**** Provided records

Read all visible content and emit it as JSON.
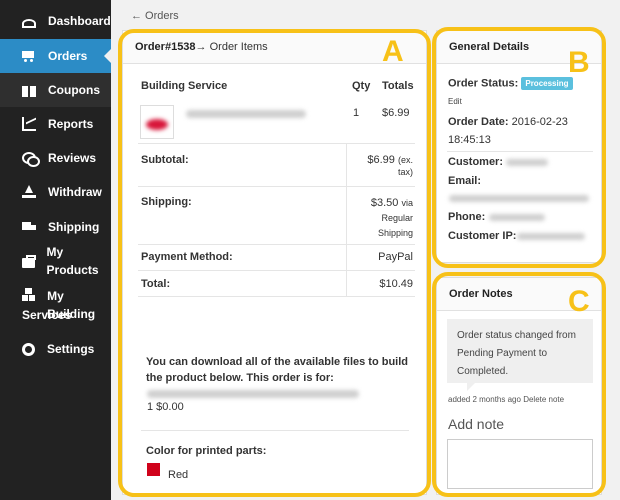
{
  "sidebar": {
    "items": [
      {
        "label": "Dashboard"
      },
      {
        "label": "Orders"
      },
      {
        "label": "Coupons"
      },
      {
        "label": "Reports"
      },
      {
        "label": "Reviews"
      },
      {
        "label": "Withdraw"
      },
      {
        "label": "Shipping"
      },
      {
        "label": "My Products"
      },
      {
        "label": "My Building",
        "label2": "Services"
      },
      {
        "label": "Settings"
      }
    ]
  },
  "breadcrumb": "← Orders",
  "order_items": {
    "title_order": "Order#1538",
    "title_rest": " → Order Items",
    "col_service": "Building Service",
    "col_qty": "Qty",
    "col_totals": "Totals",
    "item_qty": "1",
    "item_total": "$6.99",
    "subtotal_label": "Subtotal:",
    "subtotal_value": "$6.99",
    "subtotal_note_1": "(ex.",
    "subtotal_note_2": "tax)",
    "shipping_label": "Shipping:",
    "shipping_value": "$3.50",
    "shipping_via": "via",
    "shipping_method_1": "Regular",
    "shipping_method_2": "Shipping",
    "payment_label": "Payment Method:",
    "payment_value": "PayPal",
    "total_label": "Total:",
    "total_value": "$10.49",
    "download_text_1": "You can download all of the available files to build",
    "download_text_2": "the product below. This order is for:",
    "download_price": "1 $0.00",
    "color_label": "Color for printed parts:",
    "color_value": "Red",
    "color_swatch": "#d0021b"
  },
  "general": {
    "title": "General Details",
    "status_label": "Order Status:",
    "status_value": "Processing",
    "edit_label": "Edit",
    "date_label": "Order Date:",
    "date_value": "2016-02-23",
    "time_value": "18:45:13",
    "customer_label": "Customer:",
    "email_label": "Email:",
    "phone_label": "Phone:",
    "ip_label": "Customer IP:"
  },
  "notes": {
    "title": "Order Notes",
    "note_1": "Order status changed from",
    "note_2": "Pending Payment to",
    "note_3": "Completed.",
    "meta": "added 2 months ago",
    "delete_label": "Delete note",
    "add_note_label": "Add note"
  },
  "markers": {
    "a": "A",
    "b": "B",
    "c": "C"
  },
  "colors": {
    "highlight": "#f7c118",
    "accent": "#2c8cc6",
    "badge": "#5bc0de"
  }
}
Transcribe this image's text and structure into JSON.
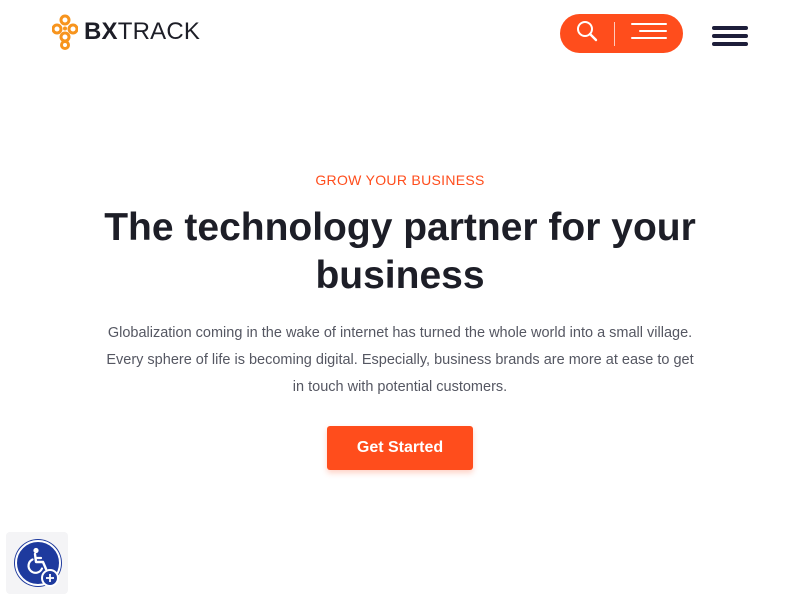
{
  "header": {
    "logo": {
      "bold_text": "BX",
      "light_text": "TRACK",
      "icon": "molecule-logo-icon"
    },
    "action_pill": {
      "search_icon": "search-icon",
      "menu_icon": "menu-lines-icon"
    },
    "hamburger_icon": "hamburger-menu-icon"
  },
  "hero": {
    "eyebrow": "GROW YOUR BUSINESS",
    "headline": "The technology partner for your business",
    "description": "Globalization coming in the wake of internet has turned the whole world into a small village. Every sphere of life is becoming digital. Especially, business brands are more at ease to get in touch with potential customers.",
    "cta_label": "Get Started"
  },
  "accessibility_widget": {
    "icon": "wheelchair-icon",
    "badge_icon": "plus-icon"
  },
  "colors": {
    "accent": "#ff4d1c",
    "heading": "#1d1e27",
    "body_text": "#555762",
    "accessibility_blue": "#1e3a9e",
    "hamburger": "#1d1e3a"
  }
}
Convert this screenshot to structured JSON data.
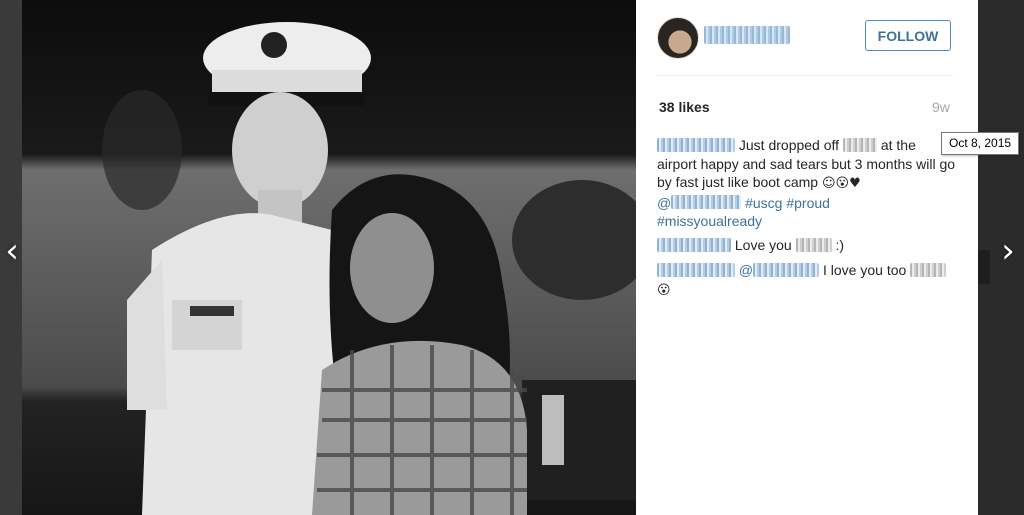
{
  "post": {
    "follow_label": "FOLLOW",
    "likes_text": "38 likes",
    "age_text": "9w",
    "timestamp_tooltip": "Oct 8, 2015"
  },
  "comments": {
    "c1_text_a": "Just dropped off",
    "c1_text_b": "at the airport happy and sad tears but 3 months will go by fast just like boot camp",
    "c1_emojis": "☺😮♥",
    "c1_at": "@",
    "c1_tag1": "#uscg",
    "c1_tag2": "#proud",
    "c1_tag3": "#missyoualready",
    "c2_text": "Love you",
    "c2_end": ":)",
    "c3_at": "@",
    "c3_text": "I love you too",
    "c3_emoji": "😮"
  },
  "nav": {
    "prev_glyph": "‹",
    "next_glyph": "›"
  },
  "colors": {
    "link": "#3f729b",
    "follow_border": "#4c88c6",
    "text": "#262626",
    "muted": "#a5a7aa"
  }
}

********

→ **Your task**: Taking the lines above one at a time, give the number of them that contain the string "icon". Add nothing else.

→ **Problem solution**: 6